(Beginning of Exercise inputs)
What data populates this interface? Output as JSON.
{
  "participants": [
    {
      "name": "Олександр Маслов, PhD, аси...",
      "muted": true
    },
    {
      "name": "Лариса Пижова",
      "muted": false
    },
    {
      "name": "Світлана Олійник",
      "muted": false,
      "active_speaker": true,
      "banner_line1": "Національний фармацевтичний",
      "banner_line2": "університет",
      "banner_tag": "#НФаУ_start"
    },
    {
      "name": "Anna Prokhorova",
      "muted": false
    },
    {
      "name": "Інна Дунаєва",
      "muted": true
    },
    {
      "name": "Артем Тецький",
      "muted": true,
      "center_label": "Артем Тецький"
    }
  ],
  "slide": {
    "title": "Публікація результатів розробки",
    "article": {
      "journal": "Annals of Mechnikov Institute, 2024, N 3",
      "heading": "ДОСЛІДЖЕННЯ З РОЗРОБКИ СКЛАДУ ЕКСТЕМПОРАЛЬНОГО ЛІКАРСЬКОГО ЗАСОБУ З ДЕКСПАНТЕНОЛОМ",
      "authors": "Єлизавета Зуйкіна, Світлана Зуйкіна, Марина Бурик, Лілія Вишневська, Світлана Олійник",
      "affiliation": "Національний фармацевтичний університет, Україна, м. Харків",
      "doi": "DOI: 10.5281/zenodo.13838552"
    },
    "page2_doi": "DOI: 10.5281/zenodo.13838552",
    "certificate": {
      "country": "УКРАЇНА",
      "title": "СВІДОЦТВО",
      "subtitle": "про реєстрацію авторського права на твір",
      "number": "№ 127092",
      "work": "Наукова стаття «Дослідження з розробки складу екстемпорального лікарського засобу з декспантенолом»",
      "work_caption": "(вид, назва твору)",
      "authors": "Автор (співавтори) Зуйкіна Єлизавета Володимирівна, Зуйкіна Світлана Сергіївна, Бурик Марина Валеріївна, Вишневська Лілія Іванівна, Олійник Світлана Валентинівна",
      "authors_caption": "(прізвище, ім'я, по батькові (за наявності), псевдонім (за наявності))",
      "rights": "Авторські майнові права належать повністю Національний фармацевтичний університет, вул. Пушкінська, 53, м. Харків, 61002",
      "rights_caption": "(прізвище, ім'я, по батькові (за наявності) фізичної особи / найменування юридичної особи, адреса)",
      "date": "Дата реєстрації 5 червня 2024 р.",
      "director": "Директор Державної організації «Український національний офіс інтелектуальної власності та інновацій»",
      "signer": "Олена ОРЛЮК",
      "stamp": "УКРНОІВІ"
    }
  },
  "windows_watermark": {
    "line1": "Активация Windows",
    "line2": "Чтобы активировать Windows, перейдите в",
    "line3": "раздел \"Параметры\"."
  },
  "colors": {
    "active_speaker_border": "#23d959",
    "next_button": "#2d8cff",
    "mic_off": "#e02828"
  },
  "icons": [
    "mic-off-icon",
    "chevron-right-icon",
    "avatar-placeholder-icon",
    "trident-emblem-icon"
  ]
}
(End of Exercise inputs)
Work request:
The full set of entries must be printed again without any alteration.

Finished exercise:
What data populates this interface? Output as JSON.
{
  "participants": [
    {
      "name": "Олександр Маслов, PhD, аси...",
      "muted": true
    },
    {
      "name": "Лариса Пижова",
      "muted": false
    },
    {
      "name": "Світлана Олійник",
      "muted": false,
      "active_speaker": true,
      "banner_line1": "Національний фармацевтичний",
      "banner_line2": "університет",
      "banner_tag": "#НФаУ_start"
    },
    {
      "name": "Anna Prokhorova",
      "muted": false
    },
    {
      "name": "Інна Дунаєва",
      "muted": true
    },
    {
      "name": "Артем Тецький",
      "muted": true,
      "center_label": "Артем Тецький"
    }
  ],
  "slide": {
    "title": "Публікація результатів розробки",
    "article": {
      "journal": "Annals of Mechnikov Institute, 2024, N 3",
      "heading": "ДОСЛІДЖЕННЯ З РОЗРОБКИ СКЛАДУ ЕКСТЕМПОРАЛЬНОГО ЛІКАРСЬКОГО ЗАСОБУ З ДЕКСПАНТЕНОЛОМ",
      "authors": "Єлизавета Зуйкіна, Світлана Зуйкіна, Марина Бурик, Лілія Вишневська, Світлана Олійник",
      "affiliation": "Національний фармацевтичний університет, Україна, м. Харків",
      "doi": "DOI: 10.5281/zenodo.13838552"
    },
    "page2_doi": "DOI: 10.5281/zenodo.13838552",
    "certificate": {
      "country": "УКРАЇНА",
      "title": "СВІДОЦТВО",
      "subtitle": "про реєстрацію авторського права на твір",
      "number": "№ 127092",
      "work": "Наукова стаття «Дослідження з розробки складу екстемпорального лікарського засобу з декспантенолом»",
      "work_caption": "(вид, назва твору)",
      "authors": "Автор (співавтори) Зуйкіна Єлизавета Володимирівна, Зуйкіна Світлана Сергіївна, Бурик Марина Валеріївна, Вишневська Лілія Іванівна, Олійник Світлана Валентинівна",
      "authors_caption": "(прізвище, ім'я, по батькові (за наявності), псевдонім (за наявності))",
      "rights": "Авторські майнові права належать повністю Національний фармацевтичний університет, вул. Пушкінська, 53, м. Харків, 61002",
      "rights_caption": "(прізвище, ім'я, по батькові (за наявності) фізичної особи / найменування юридичної особи, адреса)",
      "date": "Дата реєстрації 5 червня 2024 р.",
      "director": "Директор Державної організації «Український національний офіс інтелектуальної власності та інновацій»",
      "signer": "Олена ОРЛЮК",
      "stamp": "УКРНОІВІ"
    }
  },
  "windows_watermark": {
    "line1": "Активация Windows",
    "line2": "Чтобы активировать Windows, перейдите в",
    "line3": "раздел \"Параметры\"."
  },
  "colors": {
    "active_speaker_border": "#23d959",
    "next_button": "#2d8cff",
    "mic_off": "#e02828"
  },
  "icons": [
    "mic-off-icon",
    "chevron-right-icon",
    "avatar-placeholder-icon",
    "trident-emblem-icon"
  ]
}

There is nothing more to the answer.